2013 Banking Outlook Conference: Navigating the New Banking Landscape, February 28, 2013
Donna Fay: I'm Donna Fay with the Federal Reserve Bank of Atlanta at the Banking Outlook Conference, and today we are talking with Michelle Meyers, senior economist with the Bank of America Merrill Lynch.
Michelle, thank you so much for being with us today.
Michelle Meyers: Thank you.
Fay: Michelle, are the gains that we are seeing in the housing market sufficient to offset the fiscal cliff?
Meyers: That's a very good question, and one that we often get asked by a lot of our clients. I think the way to think about it is the fact that the housing market is starting to recover provides a nice cushion for some of the fiscal cuts that we will be seeing, but by itself it is not sufficient to offset the complete amount of fiscal cuts. So we estimate the federal cuts to be in the order of 2 percentage points of GDP, whereas housing this year, perhaps can add about a half of a percent or slightly more to that than GDP. So it provides an offset, but it's not an entire offset.
Fay: Is the housing recovery sustainable, and if so, why?
Meyers: I do believe that the housing recovery is sustainable, and I think that the recovery that started last year will persist into this year and into subsequent years. There are a few reasons that I think the fundamentals are supportive of housing. One, most importantly, is the fact that inventory is now low. In fact, there is a lack of supply in certain markets around the country. If you look at the broad measures of months' supply or an inventory-to-sales ratio, we are down to precrisis levels or below, and that's creating opportunities for new construction, and it's creating opportunities for rising home prices. Adding on top of that the fact that household formation is starting to pick up, we have record affordability thanks to this low-interest-rate environment from the Federal Reserve, and it creates a nice backdrop for a continued recovery in the housing market.
Fay: Given all that you have said, what will it take to get us to the 6 1/2 percent unemployment?
Meyers: I think there is still a lot of time before we get to 6 1/2 percent because we are at 7.8 percent right now, and the unemployment rate has remained pretty sticky in the past several quarters.

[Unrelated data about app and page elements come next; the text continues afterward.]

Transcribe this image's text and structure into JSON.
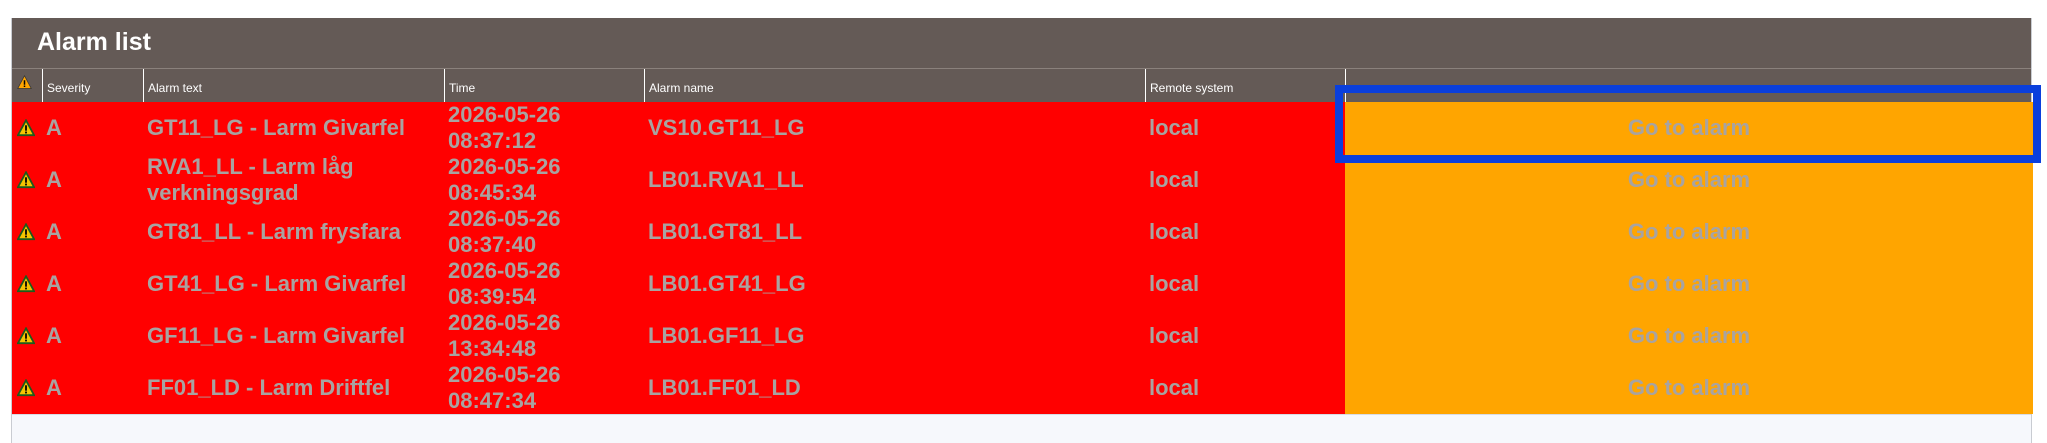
{
  "window": {
    "title": "Alarm list"
  },
  "table": {
    "header_icon": "warning-triangle-icon",
    "columns": [
      "Severity",
      "Alarm text",
      "Time",
      "Alarm name",
      "Remote system",
      ""
    ],
    "rows": [
      {
        "icon": "warning-triangle-icon",
        "severity": "A",
        "text": "GT11_LG - Larm Givarfel",
        "time_date": "2026-05-26",
        "time_clock": "08:37:12",
        "name": "VS10.GT11_LG",
        "remote": "local",
        "action": "Go to alarm"
      },
      {
        "icon": "warning-triangle-icon",
        "severity": "A",
        "text": "RVA1_LL - Larm låg verkningsgrad",
        "time_date": "2026-05-26",
        "time_clock": "08:45:34",
        "name": "LB01.RVA1_LL",
        "remote": "local",
        "action": "Go to alarm"
      },
      {
        "icon": "warning-triangle-icon",
        "severity": "A",
        "text": "GT81_LL - Larm frysfara",
        "time_date": "2026-05-26",
        "time_clock": "08:37:40",
        "name": "LB01.GT81_LL",
        "remote": "local",
        "action": "Go to alarm"
      },
      {
        "icon": "warning-triangle-icon",
        "severity": "A",
        "text": "GT41_LG - Larm Givarfel",
        "time_date": "2026-05-26",
        "time_clock": "08:39:54",
        "name": "LB01.GT41_LG",
        "remote": "local",
        "action": "Go to alarm"
      },
      {
        "icon": "warning-triangle-icon",
        "severity": "A",
        "text": "GF11_LG - Larm Givarfel",
        "time_date": "2026-05-26",
        "time_clock": "13:34:48",
        "name": "LB01.GF11_LG",
        "remote": "local",
        "action": "Go to alarm"
      },
      {
        "icon": "warning-triangle-icon",
        "severity": "A",
        "text": "FF01_LD - Larm Driftfel",
        "time_date": "2026-05-26",
        "time_clock": "08:47:34",
        "name": "LB01.FF01_LD",
        "remote": "local",
        "action": "Go to alarm"
      }
    ]
  },
  "colors": {
    "title_bar": "#645a56",
    "row_alarm": "#ff0000",
    "action_cell": "#ffa500",
    "cell_text": "#a8a3a1",
    "highlight": "#0a3fdc"
  }
}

So we need to see signs of much stronger job growth. I think in the near term, one of the challenges, of course, comes from the fiscal cuts and what that might mean in terms of federal job cuts. The fact that we are starting to see a bit stronger momentum in housing, I think, will help to boost employment, but again it's a gradual process.

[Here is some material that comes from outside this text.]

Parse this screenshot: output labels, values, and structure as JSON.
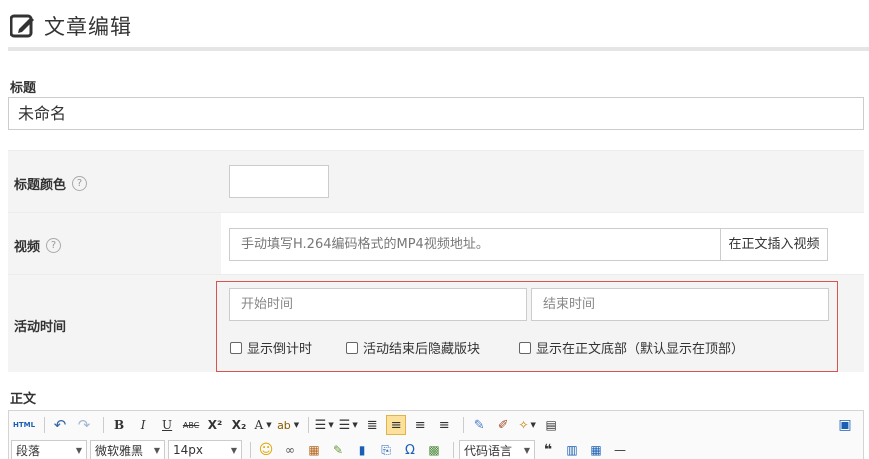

So in my view we won't get down to 6 1/2 percent probably until late 2015, and I think by the time we get down to 6 1/2 percent, we are going to see 3 percent GDP growth, 250,000 or so job growth, and the labor force participation rate picking up again. So that 6 1/2 percent that will help to trigger Fed hikes will come in an environment of a smaller output gap and a much more resilient and strong economy.

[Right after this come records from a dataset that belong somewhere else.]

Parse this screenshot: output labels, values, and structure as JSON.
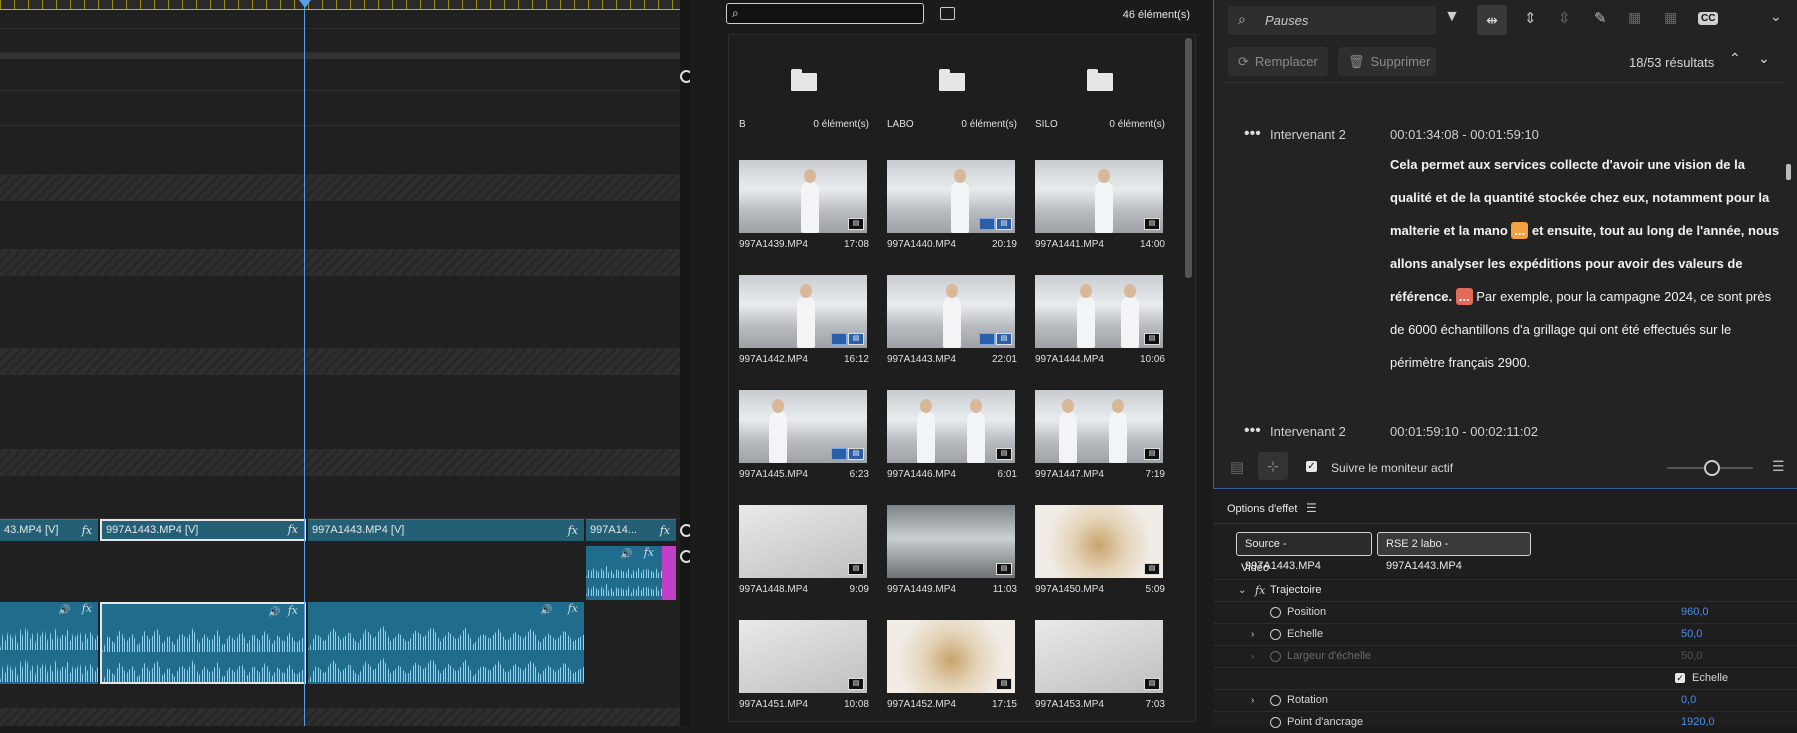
{
  "timeline": {
    "video_clips": [
      {
        "label": "43.MP4 [V]",
        "fx": "fx"
      },
      {
        "label": "997A1443.MP4 [V]",
        "fx": "fx"
      },
      {
        "label": "997A1443.MP4 [V]",
        "fx": "fx"
      },
      {
        "label": "997A14...",
        "fx": "fx"
      }
    ],
    "audio_fx": "fx"
  },
  "bin": {
    "search_placeholder": "",
    "count": "46 élément(s)",
    "folders": [
      {
        "name": "B",
        "count": "0 élément(s)"
      },
      {
        "name": "LABO",
        "count": "0 élément(s)"
      },
      {
        "name": "SILO",
        "count": "0 élément(s)"
      }
    ],
    "clips": [
      {
        "name": "997A1439.MP4",
        "duration": "17:08"
      },
      {
        "name": "997A1440.MP4",
        "duration": "20:19"
      },
      {
        "name": "997A1441.MP4",
        "duration": "14:00"
      },
      {
        "name": "997A1442.MP4",
        "duration": "16:12"
      },
      {
        "name": "997A1443.MP4",
        "duration": "22:01"
      },
      {
        "name": "997A1444.MP4",
        "duration": "10:06"
      },
      {
        "name": "997A1445.MP4",
        "duration": "6:23"
      },
      {
        "name": "997A1446.MP4",
        "duration": "6:01"
      },
      {
        "name": "997A1447.MP4",
        "duration": "7:19"
      },
      {
        "name": "997A1448.MP4",
        "duration": "9:09"
      },
      {
        "name": "997A1449.MP4",
        "duration": "11:03"
      },
      {
        "name": "997A1450.MP4",
        "duration": "5:09"
      },
      {
        "name": "997A1451.MP4",
        "duration": "10:08"
      },
      {
        "name": "997A1452.MP4",
        "duration": "17:15"
      },
      {
        "name": "997A1453.MP4",
        "duration": "7:03"
      }
    ]
  },
  "transcript": {
    "search_value": "Pauses",
    "replace_label": "Remplacer",
    "delete_label": "Supprimer",
    "results": "18/53 résultats",
    "segments": [
      {
        "speaker": "Intervenant 2",
        "time": "00:01:34:08 - 00:01:59:10",
        "part1": "Cela permet aux services collecte d'avoir une vision de la qualité et de la quantité stockée chez eux, notamment pour la malterie et la mano ",
        "pause1": "...",
        "part2": " et ensuite, tout au long de l'année, nous allons analyser les expéditions pour avoir des valeurs de référence. ",
        "pause2": "...",
        "part3": " Par exemple, pour la campagne 2024, ce sont près de 6000 échantillons d'a grillage qui ont été effectués sur le périmètre français 2900."
      },
      {
        "speaker": "Intervenant 2",
        "time": "00:01:59:10 - 00:02:11:02"
      }
    ],
    "follow_label": "Suivre le moniteur actif",
    "cc_label": "CC"
  },
  "effects": {
    "title": "Options d'effet",
    "tab_source": "Source - 997A1443.MP4",
    "tab_sequence": "RSE 2 labo - 997A1443.MP4",
    "section": "Vidéo",
    "effect_name": "Trajectoire",
    "effect_fx": "fx",
    "properties": [
      {
        "label": "Position",
        "value": "960,0"
      },
      {
        "label": "Echelle",
        "value": "50,0"
      },
      {
        "label": "Largeur d'échelle",
        "value": "50,0"
      },
      {
        "label": "Echelle",
        "value": ""
      },
      {
        "label": "Rotation",
        "value": "0,0"
      },
      {
        "label": "Point d'ancrage",
        "value": "1920,0"
      }
    ]
  }
}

Fay: Michelle, thank you so much for your insight, and thank you again for joining us.
Meyers: Thank you.